#### [Prompt]
Each line of the records that holds the word "ffffff" should be copied out.

#### [Material for this task]
================================

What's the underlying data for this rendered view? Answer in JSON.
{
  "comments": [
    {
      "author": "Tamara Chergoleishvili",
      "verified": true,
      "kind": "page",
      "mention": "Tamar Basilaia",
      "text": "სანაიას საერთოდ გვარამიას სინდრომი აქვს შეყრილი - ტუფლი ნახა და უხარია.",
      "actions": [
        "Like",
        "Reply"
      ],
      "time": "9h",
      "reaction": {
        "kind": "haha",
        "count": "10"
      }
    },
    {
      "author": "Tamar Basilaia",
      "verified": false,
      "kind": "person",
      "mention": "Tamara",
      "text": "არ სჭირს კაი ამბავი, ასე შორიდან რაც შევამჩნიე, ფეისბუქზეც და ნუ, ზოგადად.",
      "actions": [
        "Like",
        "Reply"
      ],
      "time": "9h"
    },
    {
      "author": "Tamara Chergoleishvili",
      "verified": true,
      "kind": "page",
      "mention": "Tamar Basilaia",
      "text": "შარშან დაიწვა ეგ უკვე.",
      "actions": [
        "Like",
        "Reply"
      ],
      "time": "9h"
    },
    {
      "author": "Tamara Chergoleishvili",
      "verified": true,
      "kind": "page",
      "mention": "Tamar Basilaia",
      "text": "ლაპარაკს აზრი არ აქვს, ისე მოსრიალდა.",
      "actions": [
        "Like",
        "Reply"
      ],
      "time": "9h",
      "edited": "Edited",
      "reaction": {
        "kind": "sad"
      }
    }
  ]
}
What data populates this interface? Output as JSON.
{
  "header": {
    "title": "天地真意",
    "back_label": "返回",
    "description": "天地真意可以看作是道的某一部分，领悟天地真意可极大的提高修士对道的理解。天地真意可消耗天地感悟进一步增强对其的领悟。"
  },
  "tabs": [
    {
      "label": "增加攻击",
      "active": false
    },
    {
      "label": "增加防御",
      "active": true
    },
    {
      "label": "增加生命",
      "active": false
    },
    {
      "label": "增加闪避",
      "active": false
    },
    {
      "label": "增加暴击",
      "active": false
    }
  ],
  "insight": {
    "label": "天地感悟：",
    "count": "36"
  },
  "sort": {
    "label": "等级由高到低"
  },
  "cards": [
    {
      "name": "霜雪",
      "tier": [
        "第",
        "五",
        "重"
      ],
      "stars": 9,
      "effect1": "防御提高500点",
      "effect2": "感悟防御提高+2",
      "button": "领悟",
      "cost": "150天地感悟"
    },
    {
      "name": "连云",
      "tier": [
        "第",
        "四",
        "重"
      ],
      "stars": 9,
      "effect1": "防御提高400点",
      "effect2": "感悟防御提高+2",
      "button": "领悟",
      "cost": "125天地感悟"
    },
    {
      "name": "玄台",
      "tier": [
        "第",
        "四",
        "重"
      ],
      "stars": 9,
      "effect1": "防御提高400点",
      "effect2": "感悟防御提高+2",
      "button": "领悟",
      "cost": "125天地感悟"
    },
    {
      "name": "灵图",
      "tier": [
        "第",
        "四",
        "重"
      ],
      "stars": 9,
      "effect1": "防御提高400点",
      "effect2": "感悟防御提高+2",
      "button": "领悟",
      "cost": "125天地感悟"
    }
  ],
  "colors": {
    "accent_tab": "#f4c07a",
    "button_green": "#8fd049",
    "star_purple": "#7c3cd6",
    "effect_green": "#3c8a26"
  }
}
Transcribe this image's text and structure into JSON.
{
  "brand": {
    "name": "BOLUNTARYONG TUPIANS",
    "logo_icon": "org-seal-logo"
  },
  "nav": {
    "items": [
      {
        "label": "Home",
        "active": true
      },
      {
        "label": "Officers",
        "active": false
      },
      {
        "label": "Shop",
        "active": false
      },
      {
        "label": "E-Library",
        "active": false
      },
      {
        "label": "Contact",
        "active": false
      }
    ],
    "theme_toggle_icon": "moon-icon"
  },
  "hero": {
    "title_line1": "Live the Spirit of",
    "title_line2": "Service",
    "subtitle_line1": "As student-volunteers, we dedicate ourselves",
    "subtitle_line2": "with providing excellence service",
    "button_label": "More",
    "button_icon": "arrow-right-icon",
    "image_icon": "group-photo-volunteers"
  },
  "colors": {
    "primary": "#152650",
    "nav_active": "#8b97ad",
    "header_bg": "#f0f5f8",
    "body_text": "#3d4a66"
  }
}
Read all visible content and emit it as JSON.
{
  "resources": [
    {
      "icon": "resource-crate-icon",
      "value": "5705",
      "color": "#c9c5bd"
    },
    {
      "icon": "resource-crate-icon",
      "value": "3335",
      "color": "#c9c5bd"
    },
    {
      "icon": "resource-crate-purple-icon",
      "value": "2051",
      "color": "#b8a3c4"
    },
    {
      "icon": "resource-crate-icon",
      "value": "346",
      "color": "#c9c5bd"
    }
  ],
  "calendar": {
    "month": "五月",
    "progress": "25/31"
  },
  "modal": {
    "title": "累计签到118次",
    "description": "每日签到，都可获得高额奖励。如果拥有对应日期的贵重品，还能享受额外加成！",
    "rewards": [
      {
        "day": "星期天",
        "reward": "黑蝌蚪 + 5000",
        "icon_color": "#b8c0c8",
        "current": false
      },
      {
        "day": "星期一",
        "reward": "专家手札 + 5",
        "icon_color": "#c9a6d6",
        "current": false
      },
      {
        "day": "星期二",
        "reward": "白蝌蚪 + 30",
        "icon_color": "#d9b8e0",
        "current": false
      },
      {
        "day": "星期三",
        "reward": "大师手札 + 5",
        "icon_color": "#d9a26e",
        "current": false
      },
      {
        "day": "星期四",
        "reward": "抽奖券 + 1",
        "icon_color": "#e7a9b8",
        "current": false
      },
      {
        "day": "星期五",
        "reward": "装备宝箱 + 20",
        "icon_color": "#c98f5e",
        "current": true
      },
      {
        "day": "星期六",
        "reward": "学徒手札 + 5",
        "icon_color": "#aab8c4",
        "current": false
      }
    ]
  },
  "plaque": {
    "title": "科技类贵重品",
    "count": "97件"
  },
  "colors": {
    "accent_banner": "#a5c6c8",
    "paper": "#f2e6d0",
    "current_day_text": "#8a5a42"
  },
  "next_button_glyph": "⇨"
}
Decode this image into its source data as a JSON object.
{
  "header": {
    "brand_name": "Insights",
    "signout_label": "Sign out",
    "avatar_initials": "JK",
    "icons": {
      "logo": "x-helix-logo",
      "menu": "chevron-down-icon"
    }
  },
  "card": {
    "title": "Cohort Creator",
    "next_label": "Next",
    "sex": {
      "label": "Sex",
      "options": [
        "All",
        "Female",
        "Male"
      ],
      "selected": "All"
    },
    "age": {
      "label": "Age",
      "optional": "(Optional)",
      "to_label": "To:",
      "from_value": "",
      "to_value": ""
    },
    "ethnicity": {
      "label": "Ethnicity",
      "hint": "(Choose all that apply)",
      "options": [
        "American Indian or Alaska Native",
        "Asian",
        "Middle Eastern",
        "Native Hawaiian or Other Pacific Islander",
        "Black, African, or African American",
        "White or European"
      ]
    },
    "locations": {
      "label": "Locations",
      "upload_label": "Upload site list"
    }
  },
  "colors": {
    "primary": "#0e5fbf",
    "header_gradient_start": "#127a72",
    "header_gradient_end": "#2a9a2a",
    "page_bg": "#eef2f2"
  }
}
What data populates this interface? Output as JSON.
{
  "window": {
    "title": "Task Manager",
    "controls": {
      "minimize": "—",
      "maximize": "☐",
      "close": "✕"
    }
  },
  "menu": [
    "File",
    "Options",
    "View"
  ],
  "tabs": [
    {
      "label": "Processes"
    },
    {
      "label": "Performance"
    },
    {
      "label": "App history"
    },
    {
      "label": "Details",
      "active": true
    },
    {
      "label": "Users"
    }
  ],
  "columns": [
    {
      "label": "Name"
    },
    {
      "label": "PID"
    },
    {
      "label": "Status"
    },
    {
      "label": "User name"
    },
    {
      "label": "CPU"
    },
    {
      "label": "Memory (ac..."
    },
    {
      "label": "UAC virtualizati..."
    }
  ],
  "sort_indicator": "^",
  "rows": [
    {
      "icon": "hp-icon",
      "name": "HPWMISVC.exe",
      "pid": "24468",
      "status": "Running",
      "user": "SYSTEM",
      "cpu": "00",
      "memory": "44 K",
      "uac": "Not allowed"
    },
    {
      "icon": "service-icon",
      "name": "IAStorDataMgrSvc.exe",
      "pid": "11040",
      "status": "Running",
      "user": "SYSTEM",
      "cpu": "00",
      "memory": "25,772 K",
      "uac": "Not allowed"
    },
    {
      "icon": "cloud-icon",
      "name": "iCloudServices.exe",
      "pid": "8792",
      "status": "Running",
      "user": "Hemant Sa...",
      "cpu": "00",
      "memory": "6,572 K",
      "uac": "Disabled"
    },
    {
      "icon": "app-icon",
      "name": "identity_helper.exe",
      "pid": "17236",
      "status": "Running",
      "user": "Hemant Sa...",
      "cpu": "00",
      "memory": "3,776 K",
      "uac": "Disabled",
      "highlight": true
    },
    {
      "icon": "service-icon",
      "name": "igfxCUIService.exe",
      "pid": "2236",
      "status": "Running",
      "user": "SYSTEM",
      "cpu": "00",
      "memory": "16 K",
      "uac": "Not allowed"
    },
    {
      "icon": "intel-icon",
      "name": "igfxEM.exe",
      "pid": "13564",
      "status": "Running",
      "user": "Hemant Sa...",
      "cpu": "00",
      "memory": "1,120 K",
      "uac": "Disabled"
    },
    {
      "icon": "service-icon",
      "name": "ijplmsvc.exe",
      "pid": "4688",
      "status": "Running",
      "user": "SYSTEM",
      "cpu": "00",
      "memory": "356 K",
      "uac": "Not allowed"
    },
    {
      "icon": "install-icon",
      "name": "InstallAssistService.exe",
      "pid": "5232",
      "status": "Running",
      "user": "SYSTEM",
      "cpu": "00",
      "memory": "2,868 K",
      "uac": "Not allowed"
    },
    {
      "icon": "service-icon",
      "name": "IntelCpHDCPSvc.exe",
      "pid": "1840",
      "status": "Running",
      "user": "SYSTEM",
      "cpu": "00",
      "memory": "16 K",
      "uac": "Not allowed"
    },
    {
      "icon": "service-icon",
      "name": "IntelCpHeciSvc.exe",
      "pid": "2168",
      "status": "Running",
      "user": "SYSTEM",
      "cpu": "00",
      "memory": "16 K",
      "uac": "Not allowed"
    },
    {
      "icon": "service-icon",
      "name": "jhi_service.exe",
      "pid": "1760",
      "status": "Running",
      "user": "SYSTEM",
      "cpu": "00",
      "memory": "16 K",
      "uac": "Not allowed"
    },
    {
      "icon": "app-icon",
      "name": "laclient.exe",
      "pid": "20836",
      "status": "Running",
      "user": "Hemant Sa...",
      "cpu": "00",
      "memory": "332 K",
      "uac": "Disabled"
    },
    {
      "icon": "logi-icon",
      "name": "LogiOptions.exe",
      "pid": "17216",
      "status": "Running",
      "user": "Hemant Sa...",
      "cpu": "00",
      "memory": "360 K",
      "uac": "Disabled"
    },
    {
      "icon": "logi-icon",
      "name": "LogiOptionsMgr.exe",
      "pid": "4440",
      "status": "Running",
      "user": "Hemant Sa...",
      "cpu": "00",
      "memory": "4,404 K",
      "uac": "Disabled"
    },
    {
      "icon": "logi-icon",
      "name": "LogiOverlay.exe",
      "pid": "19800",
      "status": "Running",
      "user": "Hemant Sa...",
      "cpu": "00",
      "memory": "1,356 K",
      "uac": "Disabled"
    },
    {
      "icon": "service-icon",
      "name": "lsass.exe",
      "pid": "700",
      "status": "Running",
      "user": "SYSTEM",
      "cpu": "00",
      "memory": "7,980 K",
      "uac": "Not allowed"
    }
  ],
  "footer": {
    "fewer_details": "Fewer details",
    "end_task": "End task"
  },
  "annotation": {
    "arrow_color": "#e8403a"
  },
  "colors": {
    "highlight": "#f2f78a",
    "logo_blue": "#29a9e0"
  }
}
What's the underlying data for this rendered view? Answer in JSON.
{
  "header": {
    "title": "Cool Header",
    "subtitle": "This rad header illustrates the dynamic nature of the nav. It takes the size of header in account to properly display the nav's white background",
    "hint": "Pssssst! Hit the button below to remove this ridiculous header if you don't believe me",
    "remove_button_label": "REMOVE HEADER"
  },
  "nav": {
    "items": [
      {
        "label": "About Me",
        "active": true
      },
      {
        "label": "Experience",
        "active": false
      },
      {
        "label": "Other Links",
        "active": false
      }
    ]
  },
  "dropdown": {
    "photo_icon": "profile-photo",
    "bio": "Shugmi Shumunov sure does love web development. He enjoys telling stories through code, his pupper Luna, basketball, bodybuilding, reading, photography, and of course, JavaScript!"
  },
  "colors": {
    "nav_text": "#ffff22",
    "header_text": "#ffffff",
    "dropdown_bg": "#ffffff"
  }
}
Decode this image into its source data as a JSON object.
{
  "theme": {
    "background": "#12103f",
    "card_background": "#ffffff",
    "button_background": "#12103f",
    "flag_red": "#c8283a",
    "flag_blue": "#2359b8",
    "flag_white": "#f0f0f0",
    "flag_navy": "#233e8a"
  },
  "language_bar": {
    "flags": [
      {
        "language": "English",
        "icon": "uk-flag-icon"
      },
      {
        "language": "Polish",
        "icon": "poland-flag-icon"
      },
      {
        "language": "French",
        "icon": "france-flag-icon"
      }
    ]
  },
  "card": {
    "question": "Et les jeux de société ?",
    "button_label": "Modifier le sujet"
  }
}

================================

#### [Exercise response]
    "header_text": "#ffffff",
    "dropdown_bg": "#ffffff"
    "card_background": "#ffffff",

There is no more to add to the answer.